At the Goldman conference, Cook really settled into his priest-like role …
Look, you may not be getting it because she’s beating around the bush so much. She’s saying Apple is a religion.
He talked about Apple’s superior user experience the way that a prince of the church might lyricize about the rituals of masses …
Or a guy might talk to people at a conference.
Here’s her translation of Cook’s contention that Apple makes better products by focusing on user experience rather than technical specs:
Translation: technical knowledge is nothing like faith.
Good one. Way to willfully decide not to analyze his point.
It goes on like this. For 2000 words.
“Orthodox relics,” “the Catholic church,” “evangelize,” “votives,” “better angels,” “Protestantism,” “scripture,” “hermeneutics,” “revelers,” “salvation,” “faith,” “anointed,” “benedictions,” “hairshirts,” “The Bible,” “blessed,” “false idols,” blah, blah, blah.
Yet, in one spot she misses a total softball.
Apple Maps was a notable fiasco, in which the executive in charge, Scott Forstall, was eventually ousted for refusing to apologize.
“Ousted”? Oh, Heidi.
“Excommunicated” was the word you were looking for.
It would be tempting to theorize that there is a “cult” of people who treat Apple as a religion, blindly applying hackneyed metaphors over and over as if they were some dirge or chant.

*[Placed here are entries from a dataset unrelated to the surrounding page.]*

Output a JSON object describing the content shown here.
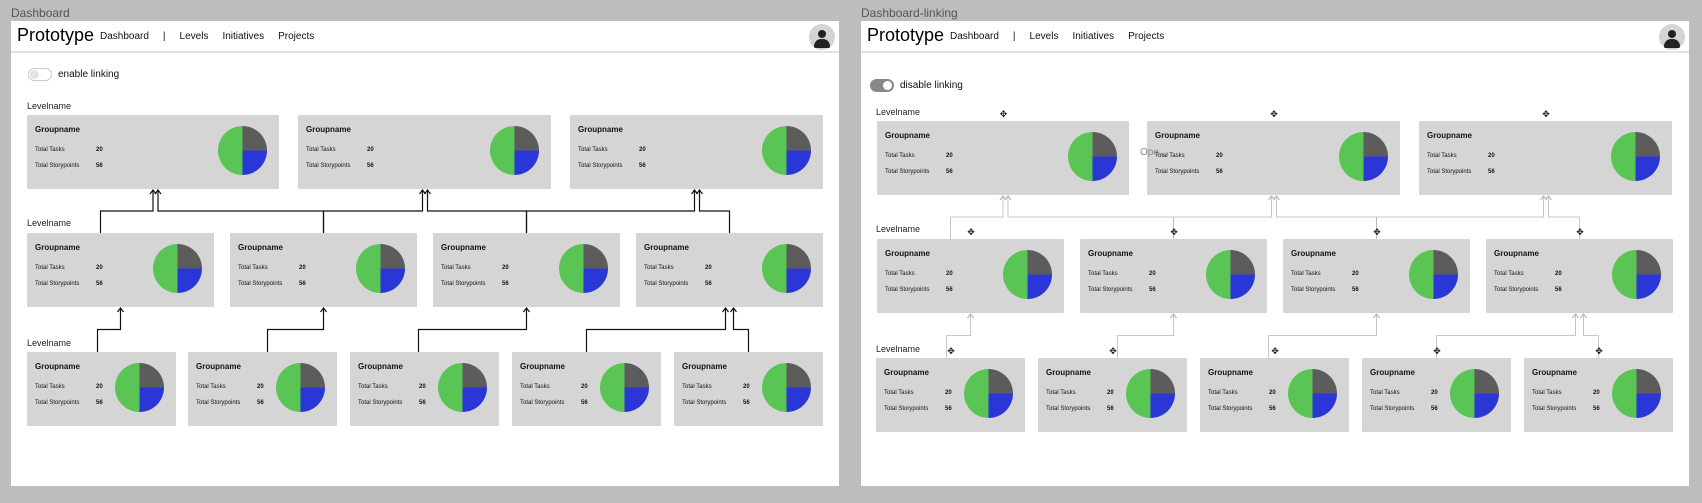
{
  "frames": [
    {
      "label": "Dashboard",
      "brand": "Prototype",
      "nav": [
        "Dashboard",
        "|",
        "Levels",
        "Initiatives",
        "Projects"
      ],
      "toggle": {
        "label": "enable linking",
        "state": "off"
      },
      "levels": [
        "Levelname",
        "Levelname",
        "Levelname"
      ]
    },
    {
      "label": "Dashboard-linking",
      "brand": "Prototype",
      "nav": [
        "Dashboard",
        "|",
        "Levels",
        "Initiatives",
        "Projects"
      ],
      "toggle": {
        "label": "disable linking",
        "state": "on"
      },
      "levels": [
        "Levelname",
        "Levelname",
        "Levelname"
      ],
      "tooltip_text": "Ope..."
    }
  ],
  "card": {
    "title": "Groupname",
    "tasks_label": "Total Tasks",
    "tasks_value": "20",
    "storypoints_label": "Total Storypoints",
    "storypoints_value": "56"
  },
  "colors": {
    "pie_gray": "#5c5c5c",
    "pie_blue": "#2a37d6",
    "pie_green": "#5ac554",
    "card_bg": "#d5d5d5",
    "background": "#bdbdbd"
  },
  "icons": {
    "avatar": "user-icon",
    "drag": "move-icon"
  }
}
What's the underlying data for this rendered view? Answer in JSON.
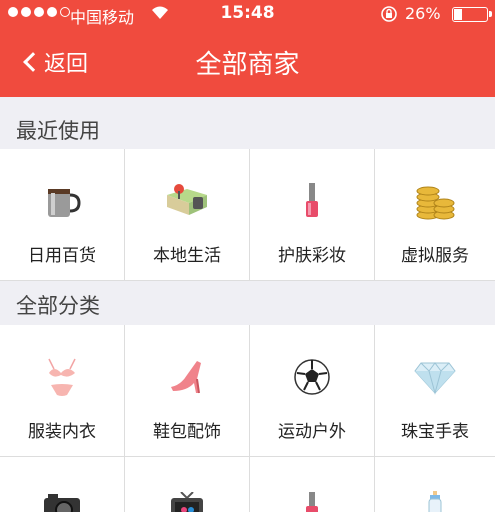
{
  "status": {
    "carrier": "中国移动",
    "time": "15:48",
    "battery_text": "26%",
    "battery_level": 0.26
  },
  "header": {
    "back_label": "返回",
    "title": "全部商家"
  },
  "recent": {
    "label": "最近使用",
    "items": [
      {
        "label": "日用百货",
        "icon": "mug-icon"
      },
      {
        "label": "本地生活",
        "icon": "map-icon"
      },
      {
        "label": "护肤彩妆",
        "icon": "nail-polish-icon"
      },
      {
        "label": "虚拟服务",
        "icon": "coins-icon"
      }
    ]
  },
  "all": {
    "label": "全部分类",
    "items": [
      {
        "label": "服装内衣",
        "icon": "lingerie-icon"
      },
      {
        "label": "鞋包配饰",
        "icon": "high-heel-icon"
      },
      {
        "label": "运动户外",
        "icon": "soccer-ball-icon"
      },
      {
        "label": "珠宝手表",
        "icon": "diamond-icon"
      },
      {
        "label": "",
        "icon": "camera-icon"
      },
      {
        "label": "",
        "icon": "tv-icon"
      },
      {
        "label": "",
        "icon": "nail-polish-icon"
      },
      {
        "label": "",
        "icon": "baby-bottle-icon"
      }
    ]
  },
  "colors": {
    "header_bg": "#f04b3e",
    "page_bg": "#efeff4"
  }
}
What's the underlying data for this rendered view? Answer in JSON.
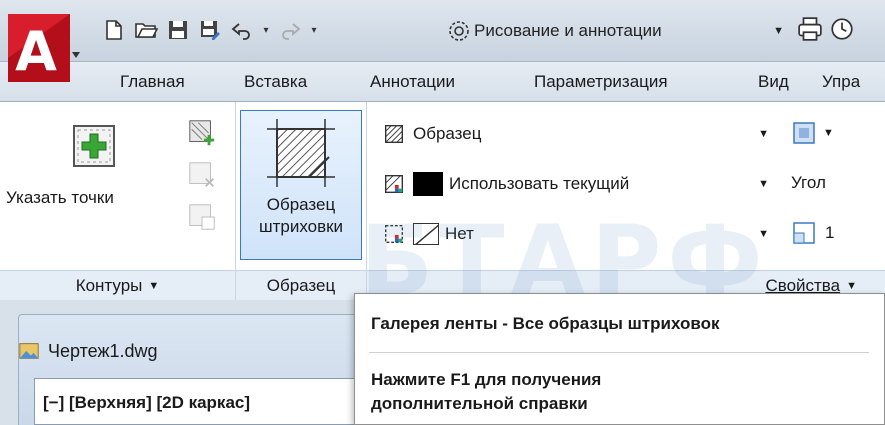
{
  "app": {
    "logo_letter": "A",
    "accent": "#c1121f"
  },
  "quick_access": {
    "icons": [
      "new-file-icon",
      "open-folder-icon",
      "save-icon",
      "save-as-icon",
      "undo-icon",
      "redo-icon"
    ],
    "workspace_label": "Рисование и аннотации",
    "right_icons": [
      "print-icon",
      "clock-icon"
    ]
  },
  "tabs": [
    "Главная",
    "Вставка",
    "Аннотации",
    "Параметризация",
    "Вид",
    "Упра"
  ],
  "ribbon": {
    "contours_panel": {
      "add_points_label": "Указать точки",
      "footer": "Контуры"
    },
    "pattern_panel": {
      "button_line1": "Образец",
      "button_line2": "штриховки",
      "footer": "Образец"
    },
    "properties_panel": {
      "pattern_value": "Образец",
      "color_value": "Использовать текущий",
      "background_value": "Нет",
      "angle_label": "Угол",
      "scale_value": "1",
      "footer": "Свойства"
    }
  },
  "document": {
    "tab_title": "Чертеж1.dwg",
    "viewport_label": "[−] [Верхняя] [2D каркас]"
  },
  "tooltip": {
    "title": "Галерея ленты - Все образцы штриховок",
    "help_line1": "Нажмите F1 для получения",
    "help_line2": "дополнительной справки"
  },
  "watermark": "БТАРФ"
}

But it’s not a religion. Unless intellectual laziness is a religious doctrine.